A Heppner man, insanely jealous when the woman of his dreams chose a different companion, went on a shooting spree that left his heart’s desire and himself dead in May 1908.
Henry P. Morrison, a brakeman for the Oregon-Washington Railroad & Navigation Company in Heppner, had fixed his sights on the lovely Nora Wright. But Miss Wright spurned Morrison’s affections, instead choosing Barney Ahalt as her escort. On May 2, 1908, after several weeks of depression and working himself up into a jealous rage over Wright’s rejection, Morrison went looking for the pair with deadly intention.
Morrison borrowed a .41 caliber Colt revolver from Express Messenger Smith, telling him a dog down the track had been annoying him and he wanted to be prepared. Morrison took a “speeder,” a small two-man vehicle used for railroad track maintenance, and traveled along the tracks to Cecil, where Miss Wright lived with her parents. He stashed the speeder in a field and created a hiding spot under a warehouse that gave him a good view of the Wright house.

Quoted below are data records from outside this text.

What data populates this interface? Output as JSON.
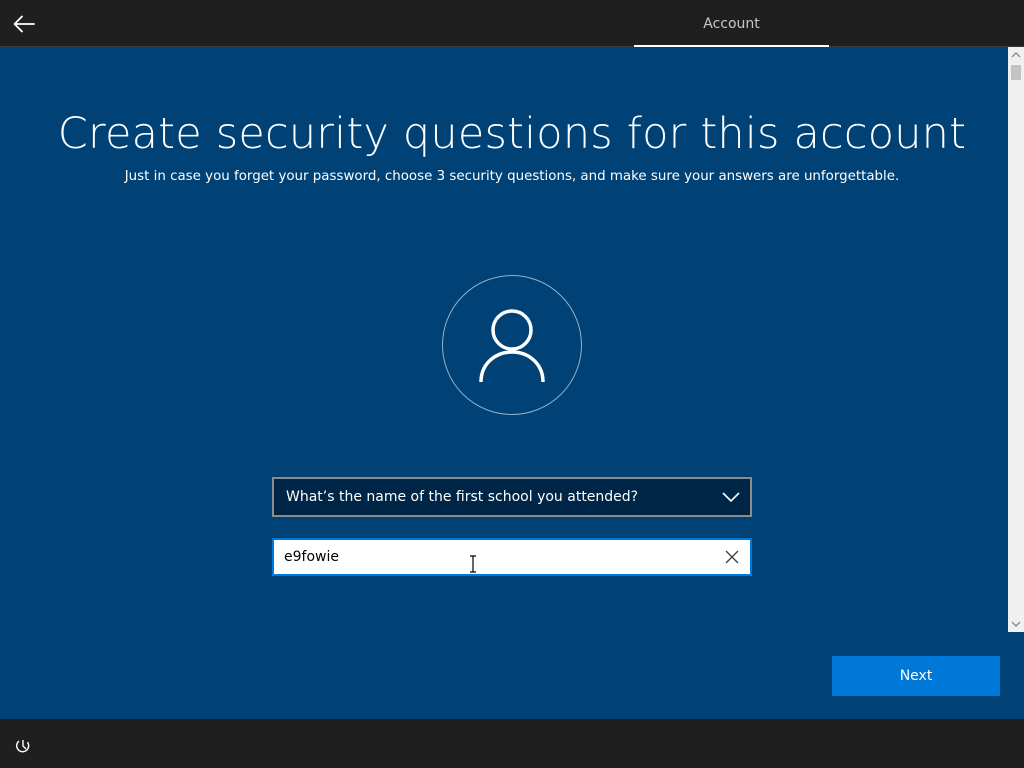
{
  "header": {
    "tab_label": "Account",
    "back_icon": "back-arrow-icon"
  },
  "main": {
    "title": "Create security questions for this account",
    "subtitle": "Just in case you forget your password, choose 3 security questions, and make sure your answers are unforgettable.",
    "avatar_icon": "user-icon",
    "question": {
      "selected": "What’s the name of the first school you attended?",
      "icon": "chevron-down-icon"
    },
    "answer": {
      "value": "e9fowie",
      "clear_icon": "close-icon"
    },
    "next_label": "Next"
  },
  "footer": {
    "ease_of_access_icon": "ease-of-access-icon"
  },
  "colors": {
    "background": "#004275",
    "bar": "#1f1f1f",
    "accent": "#0078d7",
    "select_bg": "#002647"
  }
}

Morrison spent the night and half the next day waiting for Wright to emerge, finally spotting her and Ahalt climbing into a buggy around 2 p.m. on May 3 and heading south toward the tiny hamlet of Morgan. He caught up with the pair at a crossing two miles north of Morgan.
Morrison had waved to the pair cheerfully as he traveled along the track in the speeder, and was waiting for them on the bank next to the wagon road when they approached the crossing. Morrison stopped Ahalt’s team, brandished a revolver and said, “You had better say your prayers.” He then opened fire.
Miss Wright fell dead immediately with a bullet to the head. Ahalt was also shot, a flesh wound in the shoulder, but managed to whip the team into motion and fled, carrying Wright’s body with him.
Morrison followed the racing team to Morgan, where he was told Wright was dead. He turned the gun on himself, shooting himself in the forehead. He was carried to a warehouse, where he died about 9 p.m.